Helen Keller was an American advocate, author, lecturer and political activist. Born in 1880, she contracted an illness when she was 19 months old that lead to her deaf and blindness. Although the illness did not last for a particularly long length of time, the doctors’ description suggest that it may have been meningitis or scarlet fever. When Helen Keller became deaf and blind, she was only able to somewhat communicate with the daughter of the family cook, Martha Washington, who was familiar with her signs. By the time she had turned seven, Helen was able to communicate over 60 signs with her family.

Anne Sullivan was the teacher that was able to break through the nearly complete lack of language, so that Helen could learn how to effectively communicate with others, despite her disabilities. She attended a series of schools for the blind and deaf, including the Perkins Institute, Wright-Humason, Horace Mann School, the Cambridge School for Young Ladies and Radcliffe College. Helen Keller was the first deaf and blind person to earn a Bachelor of Arts degree. Helen Keller was also a prolific author, was well-travelled and was very outspoken in regards to her opposition to war. She also campaigned for a number of causes including workers’ rights and women’s suffrage.

Helen Keller spent the last years of her life in her home. In 1961, she suffered a series of strokes and in 1964, she was awarded with the Presidential Medal of Freedom—one of the top two United States’ civilian honors. In 1965 at the New York World’s Fair, they elected her to the National Women’s Hall of Fame.
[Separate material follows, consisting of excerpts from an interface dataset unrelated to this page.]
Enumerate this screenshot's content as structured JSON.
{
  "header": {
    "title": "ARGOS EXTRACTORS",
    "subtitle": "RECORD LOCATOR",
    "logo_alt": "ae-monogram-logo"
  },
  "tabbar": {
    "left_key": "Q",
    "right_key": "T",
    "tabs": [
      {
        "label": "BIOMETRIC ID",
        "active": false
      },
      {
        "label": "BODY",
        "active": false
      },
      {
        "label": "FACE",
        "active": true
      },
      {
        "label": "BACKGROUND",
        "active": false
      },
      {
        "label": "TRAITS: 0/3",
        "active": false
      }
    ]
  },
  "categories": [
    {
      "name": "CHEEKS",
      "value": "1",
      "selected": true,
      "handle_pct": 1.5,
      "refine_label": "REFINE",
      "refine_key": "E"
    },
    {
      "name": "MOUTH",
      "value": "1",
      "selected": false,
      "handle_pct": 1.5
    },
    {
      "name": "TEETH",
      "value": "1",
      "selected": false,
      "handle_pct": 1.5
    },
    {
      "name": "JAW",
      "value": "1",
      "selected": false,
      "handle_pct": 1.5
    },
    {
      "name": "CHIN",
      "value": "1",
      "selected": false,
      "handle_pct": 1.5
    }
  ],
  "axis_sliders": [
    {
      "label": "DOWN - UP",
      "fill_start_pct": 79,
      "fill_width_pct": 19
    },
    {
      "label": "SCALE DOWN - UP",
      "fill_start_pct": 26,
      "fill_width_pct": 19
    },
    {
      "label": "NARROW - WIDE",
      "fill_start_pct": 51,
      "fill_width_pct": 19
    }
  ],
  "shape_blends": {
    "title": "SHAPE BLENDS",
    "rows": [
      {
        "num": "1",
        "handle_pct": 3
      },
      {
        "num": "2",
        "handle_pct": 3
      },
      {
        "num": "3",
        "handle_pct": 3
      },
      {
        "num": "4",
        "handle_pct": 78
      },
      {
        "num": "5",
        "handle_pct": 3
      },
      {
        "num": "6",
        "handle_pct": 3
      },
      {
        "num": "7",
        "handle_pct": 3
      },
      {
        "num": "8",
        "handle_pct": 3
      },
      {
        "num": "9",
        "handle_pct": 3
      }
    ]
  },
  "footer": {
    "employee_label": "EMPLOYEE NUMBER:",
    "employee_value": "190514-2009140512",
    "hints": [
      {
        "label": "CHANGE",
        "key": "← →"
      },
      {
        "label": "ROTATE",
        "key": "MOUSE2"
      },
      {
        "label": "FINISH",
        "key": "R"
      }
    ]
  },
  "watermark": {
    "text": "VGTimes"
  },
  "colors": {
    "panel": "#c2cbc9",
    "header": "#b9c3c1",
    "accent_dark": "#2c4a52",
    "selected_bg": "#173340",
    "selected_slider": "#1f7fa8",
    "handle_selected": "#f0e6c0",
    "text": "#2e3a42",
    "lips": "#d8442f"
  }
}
After raising funds in much of her later life for the American Foundation for the Blind, she passed away in her sleep on June 1, 1968.